Information Access Seminar

Personal Digital Archives: From Accumulation to Legacy

Friday, April 28, 2017
3:10 pm to 5:00 pm
107 South hall
Cathy Marshall

During an individual’s lifetime, the content and organization of a personal digital archive depends largely on whatever personal information management regimens the collection’s owner(s) have adopted. Some aspects, for example, outward-facing parts of the collection held as social media, may be extensively curated; other portions may be subject to policies imposed by storage providers and surrogate stewards of the data (e.g. in the case of governmental, financial, and medical records). Still other portions (e.g. local and cloud storage) may show patterns of long-term accumulation and benign neglect. What do these diverse policies and practices mean for personal collections as historical legacy? I use my experience with personal papers held in research library collections to investigate four issues that will play a major role in shaping tomorrow’s personal digital archives: (1) ephemerality, permanence, and privacy concerns; (2) self-representation and reliability; (3) historical, biographical, and genealogical utility; and (4) copyright, ownership, and access policies.

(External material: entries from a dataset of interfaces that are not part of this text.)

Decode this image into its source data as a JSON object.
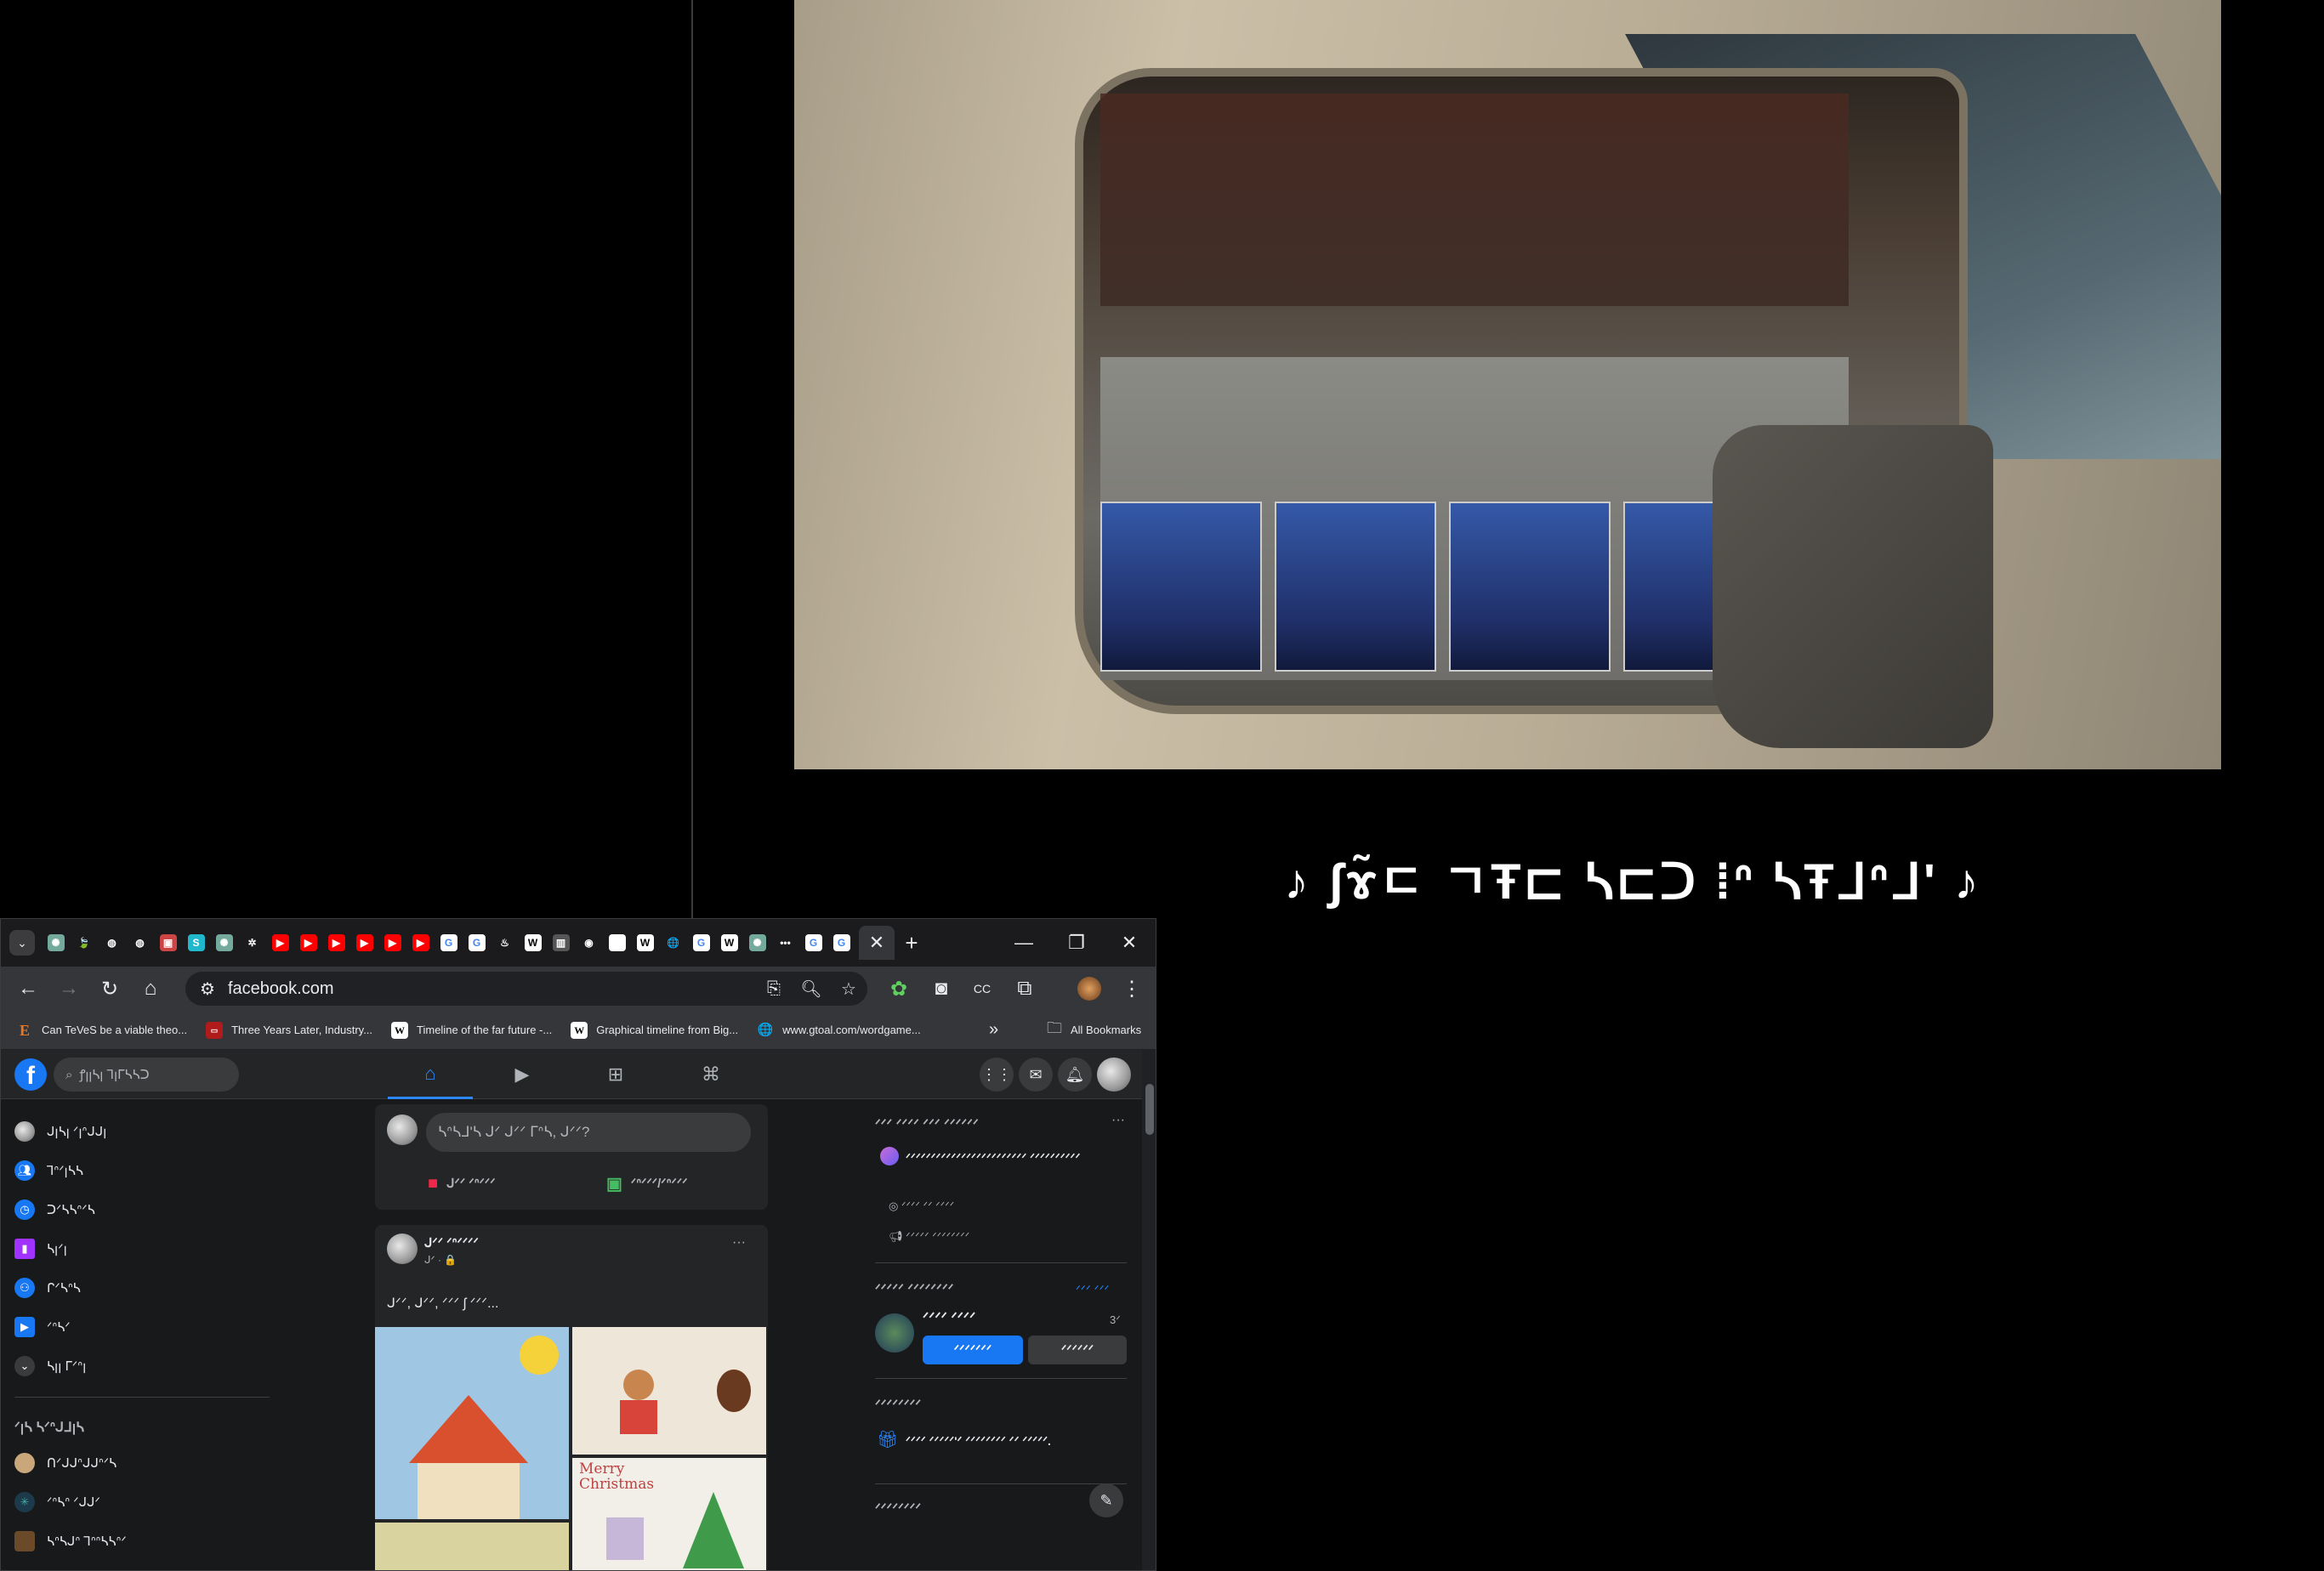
{
  "video": {
    "subtitle": "♪ ʃɤ̃ㄷ ㄱŦ⊏ ᓴ⊏ᑐ ⁞ᐢ ᓴŦᒧᐢᒧ' ♪"
  },
  "browser": {
    "tabs": {
      "menu_glyph": "⌄",
      "favicons": [
        "gpt",
        "green-leaf",
        "github",
        "github",
        "img",
        "S",
        "gpt",
        "gear",
        "youtube",
        "youtube",
        "youtube",
        "youtube",
        "youtube",
        "youtube",
        "google",
        "google",
        "steam",
        "W",
        "cube",
        "chrome",
        "blank",
        "W",
        "globe",
        "google",
        "W",
        "gpt",
        "dots",
        "google",
        "google"
      ],
      "active_close": "✕",
      "new_tab": "+",
      "minimize": "—",
      "restore": "❐",
      "close": "✕"
    },
    "toolbar": {
      "back": "←",
      "forward": "→",
      "reload": "↻",
      "home": "⌂",
      "url": "facebook.com",
      "menu": "⋮"
    },
    "bookmarks": [
      {
        "icon": "E",
        "label": "Can TeVeS be a viable theo..."
      },
      {
        "icon": "▭",
        "label": "Three Years Later, Industry..."
      },
      {
        "icon": "W",
        "label": "Timeline of the far future -..."
      },
      {
        "icon": "W",
        "label": "Graphical timeline from Big..."
      },
      {
        "icon": "🌐",
        "label": "www.gtoal.com/wordgame..."
      }
    ],
    "bookmarks_more": "»",
    "all_bookmarks": "All Bookmarks"
  },
  "facebook": {
    "logo": "f",
    "search_placeholder": "ꝭꞁꞁᓴꞁ Ꞁꞁᒥᓴᓴᑐ",
    "left_nav": [
      {
        "label": "ᒍꞁᓴꞁ ᐟꞁᐢᒍᒍꞁ",
        "icon": "avatar",
        "color": "#888"
      },
      {
        "label": "Ꞁᐢᐟꞁᓴᓴ",
        "icon": "friends",
        "color": "#1877f2"
      },
      {
        "label": "ᑐᐟᓴᓴᐢᐟᓴ",
        "icon": "memories",
        "color": "#1877f2"
      },
      {
        "label": "ᓴꞁᐟꞁ",
        "icon": "saved",
        "color": "#a033ff"
      },
      {
        "label": "ᒋᐟᓴᐢᓴ",
        "icon": "groups",
        "color": "#1877f2"
      },
      {
        "label": "ᐟᐢᓴᐟ",
        "icon": "video",
        "color": "#1877f2"
      },
      {
        "label": "ᓴꞁꞁ ᒥᐟᐢꞁ",
        "icon": "see-more",
        "color": "#3a3b3c"
      }
    ],
    "shortcuts_title": "ᐟꞁᓴ ᓴᐟᐢᒍᒧꞁᓴ",
    "shortcuts": [
      {
        "label": "ᑎᐟᒍᒍᐢᒍᒍᐢᐟᓴ",
        "color": "#c9a77a"
      },
      {
        "label": "ᐟᐢᓴᐢ ᐟᒍᒍᐟ",
        "color": "#1c3a4a"
      },
      {
        "label": "ᓴᐢᓴᒍᐢ Ꞁᐢᐢᓴᓴᐢᐟ",
        "color": "#6b4a2a"
      }
    ],
    "composer_placeholder": "ᓴᐢᓴᒧ'ᓴ ᒍᐟ ᒍᐟᐟ ᒥᐢᓴ, ᒍᐟᐟ?",
    "composer_live": "ᒍᐟᐟ ᐟᐢᐟᐟᐟ",
    "composer_photo": "ᐟᐢᐟᐟᐟ/ᐟᐢᐟᐟᐟ",
    "post": {
      "author": "ᒍᐟᐟ ᐟᐢᐟᐟᐟᐟ",
      "meta": "ᒍᐟ · 🔒",
      "text": "ᒍᐟᐟ, ᒍᐟᐟ, ᐟᐟᐟ ʃ ᐟᐟᐟ...",
      "more": "···",
      "drawing_caption": "Merry Christmas"
    },
    "right": {
      "pages_title": "ᐟᐟᐟ ᐟᐟᐟᐟ ᐟᐟᐟ ᐟᐟᐟᐟᐟᐟ",
      "page_name": "ᐟᐟᐟᐟᐟᐟᐟᐟᐟᐟᐟᐟᐟᐟᐟᐟᐟᐟᐟᐟᐟᐟᐟᐟ ᐟᐟᐟᐟᐟᐟᐟᐟᐟᐟ",
      "page_action_1": "ᐟᐟᐟᐟ ᐟᐟ ᐟᐟᐟᐟ",
      "page_action_2": "ᐟᐟᐟᐟᐟ ᐟᐟᐟᐟᐟᐟᐟᐟ",
      "friend_requests_title": "ᐟᐟᐟᐟᐟ ᐟᐟᐟᐟᐟᐟᐟᐟ",
      "see_all": "ᐟᐟᐟ ᐟᐟᐟ",
      "requester": "ᐟᐟᐟᐟ ᐟᐟᐟᐟ",
      "request_time": "3ᐟ",
      "confirm": "ᐟᐟᐟᐟᐟᐟᐟ",
      "delete": "ᐟᐟᐟᐟᐟᐟ",
      "birthdays_title": "ᐟᐟᐟᐟᐟᐟᐟᐟ",
      "birthday_text": "ᐟᐟᐟᐟ ᐟᐟᐟᐟᐟ'ᐟ ᐟᐟᐟᐟᐟᐟᐟᐟ ᐟᐟ ᐟᐟᐟᐟᐟ.",
      "contacts_title": "ᐟᐟᐟᐟᐟᐟᐟᐟ"
    }
  },
  "colors": {
    "fb_blue": "#1877f2",
    "fb_bg": "#18191a",
    "fb_card": "#242526",
    "chrome_toolbar": "#35363a"
  }
}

Cathy Marshall is a San Francisco-based adjunct professor at the Texas A&M University Center for the Study of Digital Libraries and sometime volunteer at the Internet Archive.

Last updated:

April 12, 2017